Start of Supplied information

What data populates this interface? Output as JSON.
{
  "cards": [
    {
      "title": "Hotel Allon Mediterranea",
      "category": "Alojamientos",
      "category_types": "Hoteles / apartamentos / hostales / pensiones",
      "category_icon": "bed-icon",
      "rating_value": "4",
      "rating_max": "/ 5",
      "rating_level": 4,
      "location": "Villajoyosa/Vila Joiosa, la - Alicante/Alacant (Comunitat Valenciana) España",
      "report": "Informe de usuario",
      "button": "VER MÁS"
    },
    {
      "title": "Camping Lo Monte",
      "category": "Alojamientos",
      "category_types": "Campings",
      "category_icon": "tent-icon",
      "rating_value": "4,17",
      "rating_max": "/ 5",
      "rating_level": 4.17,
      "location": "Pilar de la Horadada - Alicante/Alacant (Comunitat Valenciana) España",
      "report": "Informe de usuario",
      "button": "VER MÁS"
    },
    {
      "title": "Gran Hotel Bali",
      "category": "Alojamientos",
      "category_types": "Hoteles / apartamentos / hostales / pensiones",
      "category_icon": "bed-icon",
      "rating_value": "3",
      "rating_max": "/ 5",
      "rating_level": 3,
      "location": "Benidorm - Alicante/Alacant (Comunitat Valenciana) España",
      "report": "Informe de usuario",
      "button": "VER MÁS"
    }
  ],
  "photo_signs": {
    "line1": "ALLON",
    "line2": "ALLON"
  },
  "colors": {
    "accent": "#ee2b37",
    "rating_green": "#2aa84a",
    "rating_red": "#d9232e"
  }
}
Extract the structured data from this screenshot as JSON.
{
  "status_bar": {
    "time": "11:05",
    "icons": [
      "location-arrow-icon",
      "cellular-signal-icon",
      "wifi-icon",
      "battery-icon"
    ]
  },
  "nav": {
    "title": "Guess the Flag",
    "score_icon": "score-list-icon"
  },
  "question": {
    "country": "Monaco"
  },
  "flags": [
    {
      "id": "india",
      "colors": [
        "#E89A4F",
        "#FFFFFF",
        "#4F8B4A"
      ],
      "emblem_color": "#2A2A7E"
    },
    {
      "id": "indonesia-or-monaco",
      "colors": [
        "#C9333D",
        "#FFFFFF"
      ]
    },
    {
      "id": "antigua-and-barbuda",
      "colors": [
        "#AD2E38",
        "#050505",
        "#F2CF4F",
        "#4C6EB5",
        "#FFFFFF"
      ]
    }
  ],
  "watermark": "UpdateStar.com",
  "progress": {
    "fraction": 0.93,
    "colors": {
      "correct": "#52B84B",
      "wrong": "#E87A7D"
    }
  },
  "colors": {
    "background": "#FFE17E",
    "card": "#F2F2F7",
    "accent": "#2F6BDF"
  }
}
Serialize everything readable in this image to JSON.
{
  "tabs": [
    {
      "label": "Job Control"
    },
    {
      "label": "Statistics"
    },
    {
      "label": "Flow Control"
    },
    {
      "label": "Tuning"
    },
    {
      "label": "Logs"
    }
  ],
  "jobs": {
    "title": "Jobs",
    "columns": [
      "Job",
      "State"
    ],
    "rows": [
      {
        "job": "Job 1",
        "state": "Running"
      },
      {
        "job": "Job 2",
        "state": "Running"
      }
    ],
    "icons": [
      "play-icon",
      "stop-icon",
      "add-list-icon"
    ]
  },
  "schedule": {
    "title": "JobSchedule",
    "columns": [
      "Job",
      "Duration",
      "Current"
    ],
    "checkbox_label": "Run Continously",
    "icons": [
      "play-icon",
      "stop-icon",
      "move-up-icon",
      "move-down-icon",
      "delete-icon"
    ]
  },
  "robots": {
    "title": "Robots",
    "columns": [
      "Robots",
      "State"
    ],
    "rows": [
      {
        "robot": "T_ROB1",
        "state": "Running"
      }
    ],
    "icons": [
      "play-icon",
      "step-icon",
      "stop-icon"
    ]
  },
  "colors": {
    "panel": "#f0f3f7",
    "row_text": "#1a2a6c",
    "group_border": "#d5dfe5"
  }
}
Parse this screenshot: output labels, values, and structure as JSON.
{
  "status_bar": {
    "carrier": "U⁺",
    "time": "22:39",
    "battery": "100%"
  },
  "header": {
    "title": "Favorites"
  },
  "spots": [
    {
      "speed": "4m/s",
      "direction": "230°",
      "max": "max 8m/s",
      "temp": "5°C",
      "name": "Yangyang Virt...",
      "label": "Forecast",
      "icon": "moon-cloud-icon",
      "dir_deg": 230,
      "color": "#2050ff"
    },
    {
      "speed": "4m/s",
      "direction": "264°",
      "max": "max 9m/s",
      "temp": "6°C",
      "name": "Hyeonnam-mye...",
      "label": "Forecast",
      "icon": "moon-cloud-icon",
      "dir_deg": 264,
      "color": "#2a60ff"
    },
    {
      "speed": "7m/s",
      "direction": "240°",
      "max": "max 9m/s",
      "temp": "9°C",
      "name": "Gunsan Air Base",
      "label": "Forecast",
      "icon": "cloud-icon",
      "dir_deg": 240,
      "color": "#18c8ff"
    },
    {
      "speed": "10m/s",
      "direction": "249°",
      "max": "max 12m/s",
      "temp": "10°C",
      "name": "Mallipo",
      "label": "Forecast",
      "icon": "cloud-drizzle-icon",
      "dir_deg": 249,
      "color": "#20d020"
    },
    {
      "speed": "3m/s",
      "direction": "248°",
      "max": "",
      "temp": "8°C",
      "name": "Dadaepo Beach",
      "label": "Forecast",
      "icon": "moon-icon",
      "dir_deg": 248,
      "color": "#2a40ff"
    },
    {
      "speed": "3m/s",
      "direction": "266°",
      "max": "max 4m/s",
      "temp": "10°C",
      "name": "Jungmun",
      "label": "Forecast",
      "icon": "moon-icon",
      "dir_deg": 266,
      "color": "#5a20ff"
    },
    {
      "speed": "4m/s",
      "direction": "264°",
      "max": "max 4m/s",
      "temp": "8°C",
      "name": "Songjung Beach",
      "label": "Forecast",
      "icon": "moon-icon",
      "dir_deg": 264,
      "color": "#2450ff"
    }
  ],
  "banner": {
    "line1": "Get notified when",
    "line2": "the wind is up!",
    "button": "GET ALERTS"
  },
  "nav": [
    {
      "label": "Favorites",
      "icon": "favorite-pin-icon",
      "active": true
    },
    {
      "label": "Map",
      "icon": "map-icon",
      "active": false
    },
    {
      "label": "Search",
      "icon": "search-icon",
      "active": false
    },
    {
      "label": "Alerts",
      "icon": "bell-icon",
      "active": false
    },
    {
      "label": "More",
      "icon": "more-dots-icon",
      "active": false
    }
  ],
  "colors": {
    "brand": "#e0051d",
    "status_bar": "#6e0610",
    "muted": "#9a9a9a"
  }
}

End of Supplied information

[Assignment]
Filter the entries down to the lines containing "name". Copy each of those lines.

[Task answer]
      "name": "Yangyang Virt...",
      "name": "Hyeonnam-mye...",
      "name": "Gunsan Air Base",
      "name": "Mallipo",
      "name": "Dadaepo Beach",
      "name": "Jungmun",
      "name": "Songjung Beach",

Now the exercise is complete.